*** Data under study ***

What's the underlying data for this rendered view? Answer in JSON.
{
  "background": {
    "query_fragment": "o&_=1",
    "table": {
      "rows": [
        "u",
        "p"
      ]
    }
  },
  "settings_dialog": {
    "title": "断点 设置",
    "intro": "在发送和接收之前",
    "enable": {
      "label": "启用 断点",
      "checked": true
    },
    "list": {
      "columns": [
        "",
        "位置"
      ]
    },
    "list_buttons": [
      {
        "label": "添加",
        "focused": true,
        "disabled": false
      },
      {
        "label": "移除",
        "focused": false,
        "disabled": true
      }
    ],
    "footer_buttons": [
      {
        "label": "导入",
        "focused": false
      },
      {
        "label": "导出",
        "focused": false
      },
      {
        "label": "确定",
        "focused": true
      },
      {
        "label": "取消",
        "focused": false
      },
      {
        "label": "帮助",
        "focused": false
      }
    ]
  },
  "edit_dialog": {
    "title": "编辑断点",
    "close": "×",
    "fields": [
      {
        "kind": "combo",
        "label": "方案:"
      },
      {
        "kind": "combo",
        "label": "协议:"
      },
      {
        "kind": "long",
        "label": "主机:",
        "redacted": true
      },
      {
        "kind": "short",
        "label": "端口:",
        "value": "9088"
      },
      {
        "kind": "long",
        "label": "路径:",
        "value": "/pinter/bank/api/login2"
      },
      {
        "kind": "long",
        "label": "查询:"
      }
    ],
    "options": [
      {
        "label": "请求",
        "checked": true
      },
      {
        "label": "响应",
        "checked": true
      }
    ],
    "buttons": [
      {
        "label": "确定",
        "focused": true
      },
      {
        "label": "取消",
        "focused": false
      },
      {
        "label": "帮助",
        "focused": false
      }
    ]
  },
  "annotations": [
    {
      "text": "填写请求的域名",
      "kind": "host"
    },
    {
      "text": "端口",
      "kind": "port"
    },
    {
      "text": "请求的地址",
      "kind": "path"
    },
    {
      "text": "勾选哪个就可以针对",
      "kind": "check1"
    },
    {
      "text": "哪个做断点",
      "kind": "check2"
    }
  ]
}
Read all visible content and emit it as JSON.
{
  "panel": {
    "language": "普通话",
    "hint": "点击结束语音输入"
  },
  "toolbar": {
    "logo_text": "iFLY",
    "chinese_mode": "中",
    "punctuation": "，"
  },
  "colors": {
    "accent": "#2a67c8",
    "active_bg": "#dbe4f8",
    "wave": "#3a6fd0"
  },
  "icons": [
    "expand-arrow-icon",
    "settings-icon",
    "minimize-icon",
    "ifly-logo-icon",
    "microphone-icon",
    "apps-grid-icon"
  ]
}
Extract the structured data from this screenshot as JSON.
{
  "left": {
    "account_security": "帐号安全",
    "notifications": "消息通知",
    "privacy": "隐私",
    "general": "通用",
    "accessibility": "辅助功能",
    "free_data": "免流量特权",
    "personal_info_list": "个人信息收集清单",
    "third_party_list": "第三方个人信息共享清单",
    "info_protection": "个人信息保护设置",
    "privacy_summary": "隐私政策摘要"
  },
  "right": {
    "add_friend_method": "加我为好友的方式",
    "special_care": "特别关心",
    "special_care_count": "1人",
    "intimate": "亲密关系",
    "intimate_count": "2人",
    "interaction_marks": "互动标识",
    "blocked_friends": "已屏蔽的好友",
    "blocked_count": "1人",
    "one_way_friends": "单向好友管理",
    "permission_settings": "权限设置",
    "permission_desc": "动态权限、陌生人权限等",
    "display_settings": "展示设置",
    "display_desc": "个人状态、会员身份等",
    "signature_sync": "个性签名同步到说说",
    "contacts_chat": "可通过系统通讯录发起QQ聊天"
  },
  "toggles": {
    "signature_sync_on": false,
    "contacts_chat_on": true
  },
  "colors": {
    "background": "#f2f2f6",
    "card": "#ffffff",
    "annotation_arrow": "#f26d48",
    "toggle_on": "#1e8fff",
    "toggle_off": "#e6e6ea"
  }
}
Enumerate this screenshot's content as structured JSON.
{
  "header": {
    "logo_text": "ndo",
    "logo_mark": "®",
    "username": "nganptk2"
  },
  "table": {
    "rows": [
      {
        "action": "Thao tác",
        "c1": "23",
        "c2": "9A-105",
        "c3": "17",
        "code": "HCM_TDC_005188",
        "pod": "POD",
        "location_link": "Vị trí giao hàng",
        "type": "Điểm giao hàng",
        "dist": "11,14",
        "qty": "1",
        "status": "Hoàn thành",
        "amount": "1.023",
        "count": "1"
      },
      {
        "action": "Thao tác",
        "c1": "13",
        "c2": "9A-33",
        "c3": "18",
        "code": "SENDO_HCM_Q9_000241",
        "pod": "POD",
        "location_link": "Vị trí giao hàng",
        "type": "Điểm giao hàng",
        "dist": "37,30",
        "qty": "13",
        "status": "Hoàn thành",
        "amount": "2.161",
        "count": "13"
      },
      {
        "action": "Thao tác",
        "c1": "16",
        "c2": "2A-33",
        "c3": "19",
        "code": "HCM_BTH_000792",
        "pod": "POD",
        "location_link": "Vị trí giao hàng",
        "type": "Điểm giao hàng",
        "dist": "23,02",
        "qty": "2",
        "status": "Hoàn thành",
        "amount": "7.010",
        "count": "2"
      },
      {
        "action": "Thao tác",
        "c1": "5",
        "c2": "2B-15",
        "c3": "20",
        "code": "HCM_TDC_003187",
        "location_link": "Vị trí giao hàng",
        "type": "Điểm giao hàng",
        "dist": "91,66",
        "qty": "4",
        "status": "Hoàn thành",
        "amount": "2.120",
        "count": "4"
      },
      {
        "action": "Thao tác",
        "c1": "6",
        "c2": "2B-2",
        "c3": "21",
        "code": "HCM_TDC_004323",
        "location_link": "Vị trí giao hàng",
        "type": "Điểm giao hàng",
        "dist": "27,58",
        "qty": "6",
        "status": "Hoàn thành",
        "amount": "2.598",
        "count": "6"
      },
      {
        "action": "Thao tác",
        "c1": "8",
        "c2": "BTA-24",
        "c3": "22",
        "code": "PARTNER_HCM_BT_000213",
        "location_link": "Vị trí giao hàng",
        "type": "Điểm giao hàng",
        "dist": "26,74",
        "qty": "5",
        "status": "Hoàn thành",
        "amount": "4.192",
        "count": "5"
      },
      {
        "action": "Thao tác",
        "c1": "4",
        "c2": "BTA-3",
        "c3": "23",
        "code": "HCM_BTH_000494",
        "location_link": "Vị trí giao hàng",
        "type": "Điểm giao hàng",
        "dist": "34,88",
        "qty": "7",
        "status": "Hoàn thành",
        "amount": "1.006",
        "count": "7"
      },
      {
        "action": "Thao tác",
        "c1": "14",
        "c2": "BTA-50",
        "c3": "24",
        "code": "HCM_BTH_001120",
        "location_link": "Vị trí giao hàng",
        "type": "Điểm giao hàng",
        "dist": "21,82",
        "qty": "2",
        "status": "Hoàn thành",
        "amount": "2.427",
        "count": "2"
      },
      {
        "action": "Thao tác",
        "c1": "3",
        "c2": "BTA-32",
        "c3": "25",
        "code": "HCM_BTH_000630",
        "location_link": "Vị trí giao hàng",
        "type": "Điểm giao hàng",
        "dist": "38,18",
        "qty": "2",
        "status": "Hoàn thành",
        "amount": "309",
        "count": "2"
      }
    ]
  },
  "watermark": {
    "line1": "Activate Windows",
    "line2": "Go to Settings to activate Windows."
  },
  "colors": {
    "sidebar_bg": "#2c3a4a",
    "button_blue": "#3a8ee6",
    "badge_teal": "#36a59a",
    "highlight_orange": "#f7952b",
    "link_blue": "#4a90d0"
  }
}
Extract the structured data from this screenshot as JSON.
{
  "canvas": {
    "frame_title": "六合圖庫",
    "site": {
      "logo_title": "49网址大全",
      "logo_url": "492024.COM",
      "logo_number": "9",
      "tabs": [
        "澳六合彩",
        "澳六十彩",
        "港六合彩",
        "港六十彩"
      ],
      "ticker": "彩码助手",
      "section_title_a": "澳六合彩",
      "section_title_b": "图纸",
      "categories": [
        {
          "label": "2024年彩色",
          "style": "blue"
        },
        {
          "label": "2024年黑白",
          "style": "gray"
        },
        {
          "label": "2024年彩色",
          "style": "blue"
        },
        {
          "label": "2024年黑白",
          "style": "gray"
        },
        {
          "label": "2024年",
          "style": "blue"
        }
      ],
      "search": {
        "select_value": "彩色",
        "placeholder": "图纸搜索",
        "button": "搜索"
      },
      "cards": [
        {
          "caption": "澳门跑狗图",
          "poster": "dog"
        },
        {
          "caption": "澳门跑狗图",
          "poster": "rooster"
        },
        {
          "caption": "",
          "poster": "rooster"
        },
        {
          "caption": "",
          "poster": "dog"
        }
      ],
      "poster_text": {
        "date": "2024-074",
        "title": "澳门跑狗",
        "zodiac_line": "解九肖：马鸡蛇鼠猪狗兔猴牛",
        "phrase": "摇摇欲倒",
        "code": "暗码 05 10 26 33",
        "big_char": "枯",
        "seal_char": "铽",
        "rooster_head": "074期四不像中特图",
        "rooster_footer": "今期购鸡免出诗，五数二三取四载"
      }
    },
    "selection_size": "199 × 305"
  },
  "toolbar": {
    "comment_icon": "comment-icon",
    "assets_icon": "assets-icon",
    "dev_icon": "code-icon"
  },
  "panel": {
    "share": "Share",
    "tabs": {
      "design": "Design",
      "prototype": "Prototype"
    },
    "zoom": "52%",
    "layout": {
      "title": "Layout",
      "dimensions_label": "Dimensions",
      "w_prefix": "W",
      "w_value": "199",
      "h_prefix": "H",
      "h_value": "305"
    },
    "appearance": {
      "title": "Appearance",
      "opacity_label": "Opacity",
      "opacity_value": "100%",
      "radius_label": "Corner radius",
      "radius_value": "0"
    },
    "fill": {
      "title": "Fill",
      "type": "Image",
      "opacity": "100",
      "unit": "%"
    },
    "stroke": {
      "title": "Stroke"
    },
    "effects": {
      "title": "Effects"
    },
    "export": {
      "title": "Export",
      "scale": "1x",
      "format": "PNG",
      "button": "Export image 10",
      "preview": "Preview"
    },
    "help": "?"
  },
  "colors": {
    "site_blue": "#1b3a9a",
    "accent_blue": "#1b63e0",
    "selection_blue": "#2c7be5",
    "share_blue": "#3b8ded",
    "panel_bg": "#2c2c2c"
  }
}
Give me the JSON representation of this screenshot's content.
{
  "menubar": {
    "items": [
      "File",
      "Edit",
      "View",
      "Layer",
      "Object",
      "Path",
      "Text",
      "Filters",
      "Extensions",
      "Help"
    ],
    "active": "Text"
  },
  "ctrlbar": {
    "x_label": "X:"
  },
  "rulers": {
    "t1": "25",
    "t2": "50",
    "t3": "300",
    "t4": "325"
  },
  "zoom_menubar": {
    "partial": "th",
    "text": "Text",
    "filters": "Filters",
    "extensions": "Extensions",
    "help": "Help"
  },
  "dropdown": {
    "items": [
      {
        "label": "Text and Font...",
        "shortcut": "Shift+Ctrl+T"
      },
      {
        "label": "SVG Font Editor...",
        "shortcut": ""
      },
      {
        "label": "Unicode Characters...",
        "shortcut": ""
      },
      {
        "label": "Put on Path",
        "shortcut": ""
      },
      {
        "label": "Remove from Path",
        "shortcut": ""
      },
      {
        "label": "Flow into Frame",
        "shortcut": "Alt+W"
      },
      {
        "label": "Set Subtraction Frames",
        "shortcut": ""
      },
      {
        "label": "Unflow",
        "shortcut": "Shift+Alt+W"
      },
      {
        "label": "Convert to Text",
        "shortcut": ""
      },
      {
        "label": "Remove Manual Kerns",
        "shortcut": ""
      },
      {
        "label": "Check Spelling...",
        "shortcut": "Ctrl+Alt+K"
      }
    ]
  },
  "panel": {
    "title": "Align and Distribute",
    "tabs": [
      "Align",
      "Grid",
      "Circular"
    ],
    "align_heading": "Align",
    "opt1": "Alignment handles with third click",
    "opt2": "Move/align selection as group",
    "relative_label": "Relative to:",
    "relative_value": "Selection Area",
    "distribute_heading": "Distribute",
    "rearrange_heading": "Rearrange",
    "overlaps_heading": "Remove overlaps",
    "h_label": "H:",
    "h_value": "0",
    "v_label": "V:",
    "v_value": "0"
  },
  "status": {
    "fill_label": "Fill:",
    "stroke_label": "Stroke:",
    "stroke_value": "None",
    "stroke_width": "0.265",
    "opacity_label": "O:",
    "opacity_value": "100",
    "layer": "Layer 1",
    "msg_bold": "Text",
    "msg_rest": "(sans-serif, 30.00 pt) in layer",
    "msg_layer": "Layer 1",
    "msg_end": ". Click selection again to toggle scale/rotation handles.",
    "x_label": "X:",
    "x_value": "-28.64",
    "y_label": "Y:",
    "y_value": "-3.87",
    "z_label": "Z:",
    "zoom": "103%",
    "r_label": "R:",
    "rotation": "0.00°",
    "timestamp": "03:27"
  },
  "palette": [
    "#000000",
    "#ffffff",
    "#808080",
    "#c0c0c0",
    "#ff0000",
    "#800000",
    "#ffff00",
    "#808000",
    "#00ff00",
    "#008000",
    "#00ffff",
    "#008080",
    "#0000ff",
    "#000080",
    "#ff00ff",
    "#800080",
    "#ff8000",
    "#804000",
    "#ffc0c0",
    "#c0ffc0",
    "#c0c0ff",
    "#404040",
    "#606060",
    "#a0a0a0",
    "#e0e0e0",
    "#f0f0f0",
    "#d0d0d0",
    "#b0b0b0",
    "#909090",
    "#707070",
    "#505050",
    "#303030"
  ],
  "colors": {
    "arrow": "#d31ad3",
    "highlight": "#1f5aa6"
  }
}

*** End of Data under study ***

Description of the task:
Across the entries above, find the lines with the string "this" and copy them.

Answer area:
What's the underlying data for this rendered view? Answer in JSON.
Extract the structured data from this screenshot as JSON.
Enumerate this screenshot's content as structured JSON.
Extract the structured data from this screenshot as JSON.
Give me the JSON representation of this screenshot's content.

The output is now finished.